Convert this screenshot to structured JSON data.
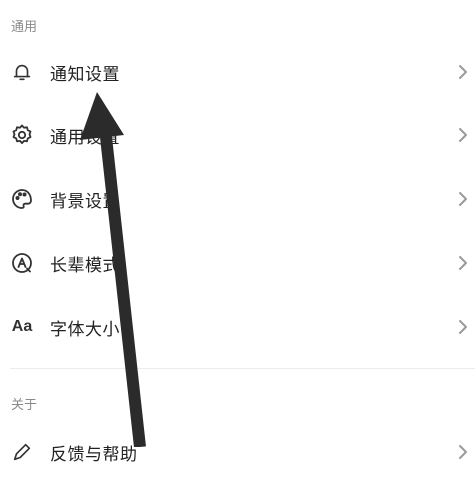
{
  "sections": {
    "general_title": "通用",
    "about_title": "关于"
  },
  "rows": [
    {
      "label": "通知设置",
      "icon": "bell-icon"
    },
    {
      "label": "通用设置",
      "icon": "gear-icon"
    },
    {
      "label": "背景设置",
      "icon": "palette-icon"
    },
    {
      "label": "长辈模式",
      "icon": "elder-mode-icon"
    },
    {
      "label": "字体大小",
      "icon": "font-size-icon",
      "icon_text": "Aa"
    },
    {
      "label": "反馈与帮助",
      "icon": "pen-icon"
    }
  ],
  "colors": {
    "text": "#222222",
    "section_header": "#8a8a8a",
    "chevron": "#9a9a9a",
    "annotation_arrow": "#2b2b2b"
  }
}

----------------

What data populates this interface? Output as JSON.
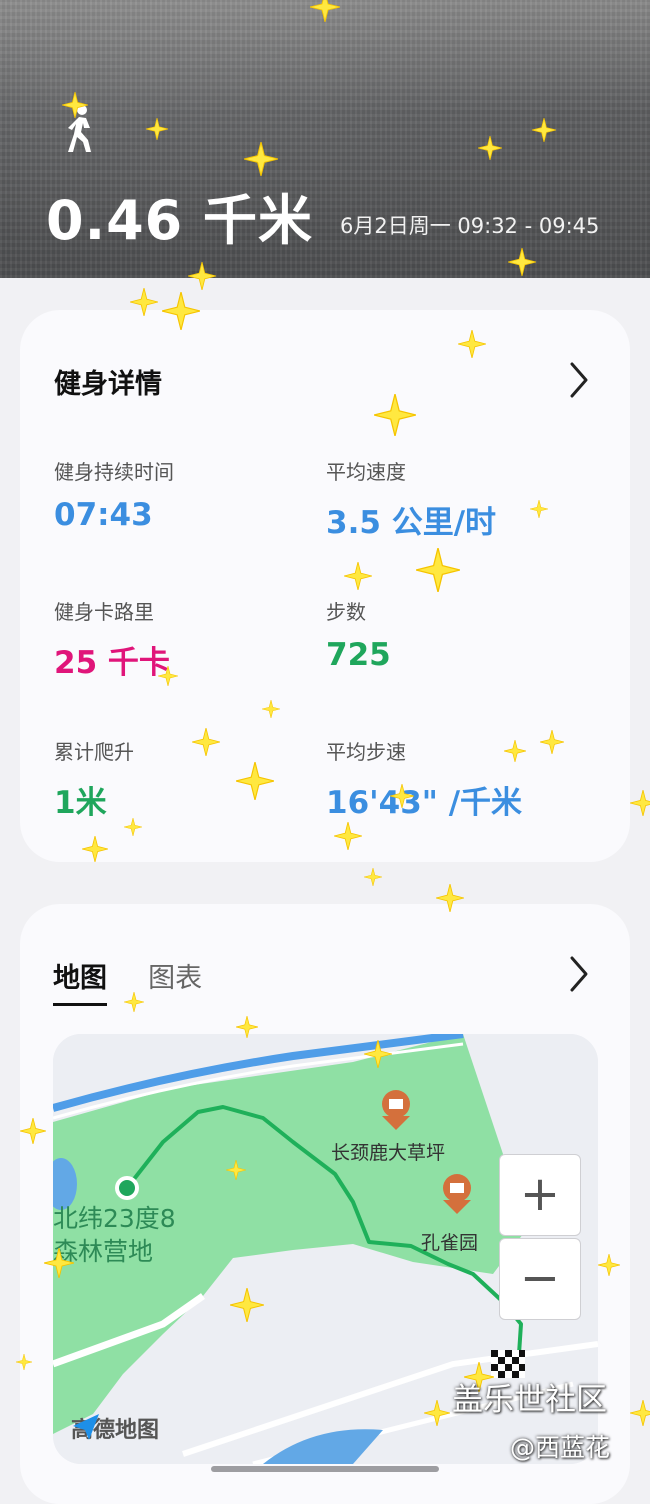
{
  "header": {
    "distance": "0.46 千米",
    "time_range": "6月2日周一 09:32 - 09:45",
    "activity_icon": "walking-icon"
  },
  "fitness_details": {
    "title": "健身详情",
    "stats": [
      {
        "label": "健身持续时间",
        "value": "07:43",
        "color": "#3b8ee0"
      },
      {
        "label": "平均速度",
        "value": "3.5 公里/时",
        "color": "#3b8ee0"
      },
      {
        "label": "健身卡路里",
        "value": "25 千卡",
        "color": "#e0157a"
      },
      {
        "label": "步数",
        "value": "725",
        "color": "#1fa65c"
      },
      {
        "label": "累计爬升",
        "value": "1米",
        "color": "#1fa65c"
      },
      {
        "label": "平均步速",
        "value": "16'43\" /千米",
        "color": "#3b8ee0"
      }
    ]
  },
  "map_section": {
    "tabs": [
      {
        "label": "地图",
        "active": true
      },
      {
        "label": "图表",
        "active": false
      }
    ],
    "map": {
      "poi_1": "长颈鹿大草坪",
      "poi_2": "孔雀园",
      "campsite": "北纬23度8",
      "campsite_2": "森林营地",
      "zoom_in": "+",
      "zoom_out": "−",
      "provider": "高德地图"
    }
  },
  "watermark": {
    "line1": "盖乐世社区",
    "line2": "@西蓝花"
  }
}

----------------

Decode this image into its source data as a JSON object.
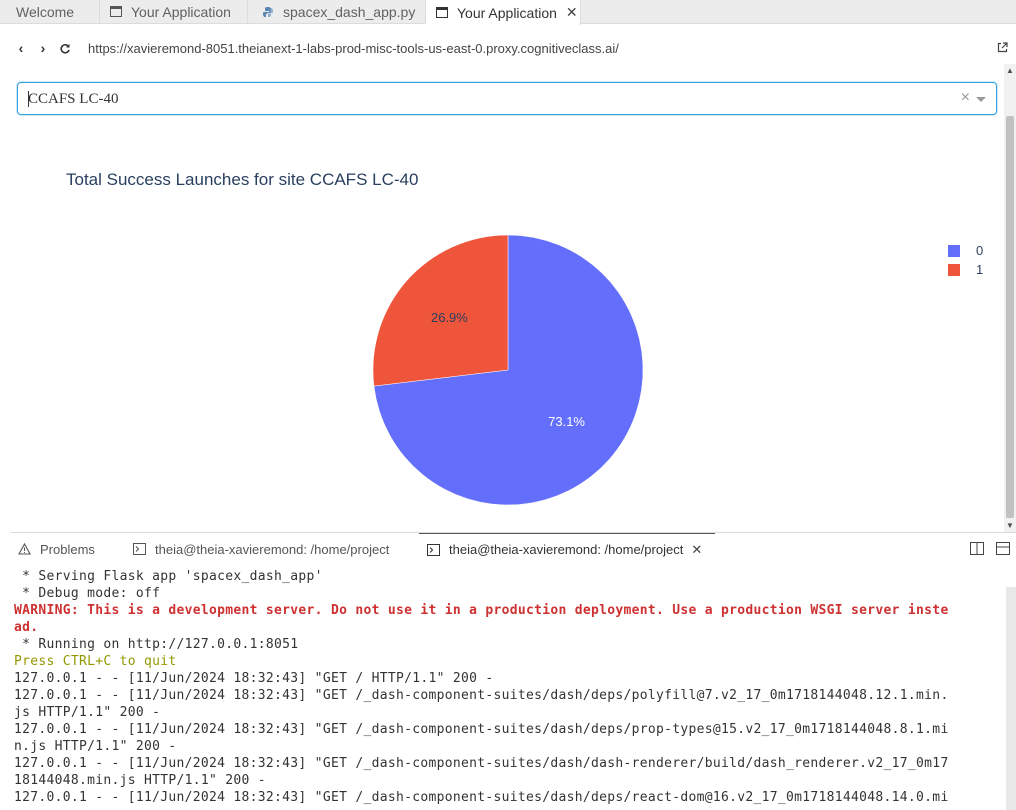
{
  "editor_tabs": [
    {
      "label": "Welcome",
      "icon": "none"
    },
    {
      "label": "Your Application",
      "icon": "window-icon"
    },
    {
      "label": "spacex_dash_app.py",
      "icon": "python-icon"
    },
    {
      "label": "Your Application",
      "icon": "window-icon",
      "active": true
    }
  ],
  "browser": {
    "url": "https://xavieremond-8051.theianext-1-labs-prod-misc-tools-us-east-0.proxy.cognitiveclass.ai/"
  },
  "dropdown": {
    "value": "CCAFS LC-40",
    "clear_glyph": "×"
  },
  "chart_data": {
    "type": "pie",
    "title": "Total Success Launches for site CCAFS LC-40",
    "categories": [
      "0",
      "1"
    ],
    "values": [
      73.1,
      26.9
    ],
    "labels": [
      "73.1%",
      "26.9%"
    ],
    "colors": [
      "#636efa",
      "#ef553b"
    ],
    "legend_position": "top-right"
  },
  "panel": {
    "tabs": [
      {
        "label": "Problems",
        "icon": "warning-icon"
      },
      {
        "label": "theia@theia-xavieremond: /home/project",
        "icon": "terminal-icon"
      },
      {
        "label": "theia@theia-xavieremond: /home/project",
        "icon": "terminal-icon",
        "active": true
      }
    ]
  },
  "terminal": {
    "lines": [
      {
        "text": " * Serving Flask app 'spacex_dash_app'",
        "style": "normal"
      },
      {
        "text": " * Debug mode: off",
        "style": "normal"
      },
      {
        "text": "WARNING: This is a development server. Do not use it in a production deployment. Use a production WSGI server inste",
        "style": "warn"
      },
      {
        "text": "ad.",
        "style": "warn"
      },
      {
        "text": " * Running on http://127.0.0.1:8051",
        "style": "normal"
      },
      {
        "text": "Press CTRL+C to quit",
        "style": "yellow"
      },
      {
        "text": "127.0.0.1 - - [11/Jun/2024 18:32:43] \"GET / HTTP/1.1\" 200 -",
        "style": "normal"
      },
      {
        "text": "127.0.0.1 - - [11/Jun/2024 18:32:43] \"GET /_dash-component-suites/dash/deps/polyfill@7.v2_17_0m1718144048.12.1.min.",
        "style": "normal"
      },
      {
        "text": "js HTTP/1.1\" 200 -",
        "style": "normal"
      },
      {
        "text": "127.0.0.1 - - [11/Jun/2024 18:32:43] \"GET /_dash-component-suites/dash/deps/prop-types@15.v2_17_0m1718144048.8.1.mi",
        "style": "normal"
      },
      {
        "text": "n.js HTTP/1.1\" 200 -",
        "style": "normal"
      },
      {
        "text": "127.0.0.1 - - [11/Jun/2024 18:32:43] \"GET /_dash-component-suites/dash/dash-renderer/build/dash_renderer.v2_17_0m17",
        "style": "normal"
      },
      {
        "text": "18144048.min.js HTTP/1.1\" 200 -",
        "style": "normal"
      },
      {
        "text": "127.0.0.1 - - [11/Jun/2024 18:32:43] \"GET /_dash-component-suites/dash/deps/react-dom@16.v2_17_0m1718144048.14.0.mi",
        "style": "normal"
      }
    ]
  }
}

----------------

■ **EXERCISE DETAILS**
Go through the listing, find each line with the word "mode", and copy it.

■ **FINAL ANSWER**
      "icon": "elder-mode-icon"
        "text": " * Debug mode: off",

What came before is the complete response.